How will this work? Our vision is that there were be a few of us in the GHO as moderators having a conversation discussing some of the ideas we have about the questions. As the conversation kicks off on Twitter we will invite some of the amazing educators who are sharing on Twitter into the GHO. When you enter the GHO you will be able to elaborate on your response, add other ideas to the conversation and when done, you can jump out of the GHO to allow others to join the video conversation. I must admit the planner inside of me is nervous because when you do something with multiple moving parts there are unforeseen issues. However the potential for this to be an amazing experience outweighs the potential failure.
We're going big - Best of showcase!
Q1 best multiple choice test you have written this year

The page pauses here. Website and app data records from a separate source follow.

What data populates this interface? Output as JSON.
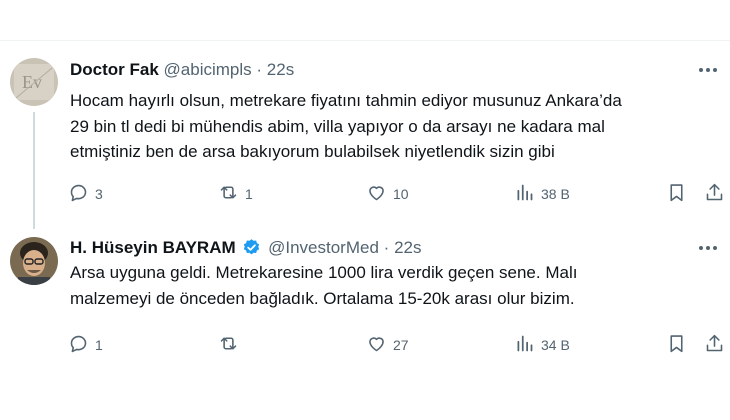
{
  "tweets": [
    {
      "name": "Doctor Fak",
      "handle": "@abicimpls",
      "separator": "·",
      "time": "22s",
      "verified": false,
      "text": "Hocam hayırlı olsun, metrekare fiyatını tahmin ediyor musunuz Ankara’da\n29 bin tl dedi bi mühendis abim, villa yapıyor o da arsayı ne kadara mal\netmiştiniz ben de arsa bakıyorum bulabilsek niyetlendik sizin gibi",
      "replies": "3",
      "reposts": "1",
      "likes": "10",
      "views": "38 B"
    },
    {
      "name": "H. Hüseyin BAYRAM",
      "handle": "@InvestorMed",
      "separator": "·",
      "time": "22s",
      "verified": true,
      "text": "Arsa uyguna geldi. Metrekaresine 1000 lira verdik geçen sene. Malı\nmalzemeyi de önceden bağladık. Ortalama 15-20k arası olur bizim.",
      "replies": "1",
      "reposts": "",
      "likes": "27",
      "views": "34 B"
    }
  ],
  "colors": {
    "text": "#0f1419",
    "secondary": "#536471",
    "verified": "#1d9bf0",
    "divider": "#eff3f4"
  },
  "icons": [
    "reply-icon",
    "repost-icon",
    "like-icon",
    "views-icon",
    "bookmark-icon",
    "share-icon",
    "more-icon",
    "verified-badge-icon"
  ]
}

Q2 best strategy to keep Ss tethered to their seats
Q3 best lecture to disengage Ss
Q4 best activity that was done for the sole audience of the teacher
Q4 best assignment that was simply busy work- to occupy Ss so you could check Pinterest.
Q5 best educational video- you know the one where when the lights come up the heads don't #snoozefest
Q6 best coloring (where coloring skills are more important than content) or factoid project
No those are not the questions for Sharapalooza.
I will drop the questions for Sharapalooza 2015 Volume 1 soon!
I apologize for the not having the questions done when I share the post, but I wanted to give you time to prepare for the new format.
To help you prepare for the questions- here are some potential ideas- a
I also welcome your thoughts for things we could share in our celebration- we could add Q8 or adjust my questions when you share your suggestions that rock!
- Best of-
Q1 Competition Hook - Gamifying your activity
Q2 Priming the Grill- Setting the stage of anticipation- Igniting the curiosity-
Q3 Best Field trip or transforming the learning environment
Q4 Connecting to the world beyond- guest speaker- Skype or GHO etc. activities
Q5 Get Jiggy with it, or Play me a song the Piano Man- bringing music into the experience
Q6 Choose your hook(s) - your chance to celebrate any example of hooks you have incorporated-
Q7 Your best lesson/Ticket Lesson- the one students would come back for
We are going to steal your lessons for Q6 and Q7 just so you know- heck who am I kidding we are stealing them for all the Questions tonight.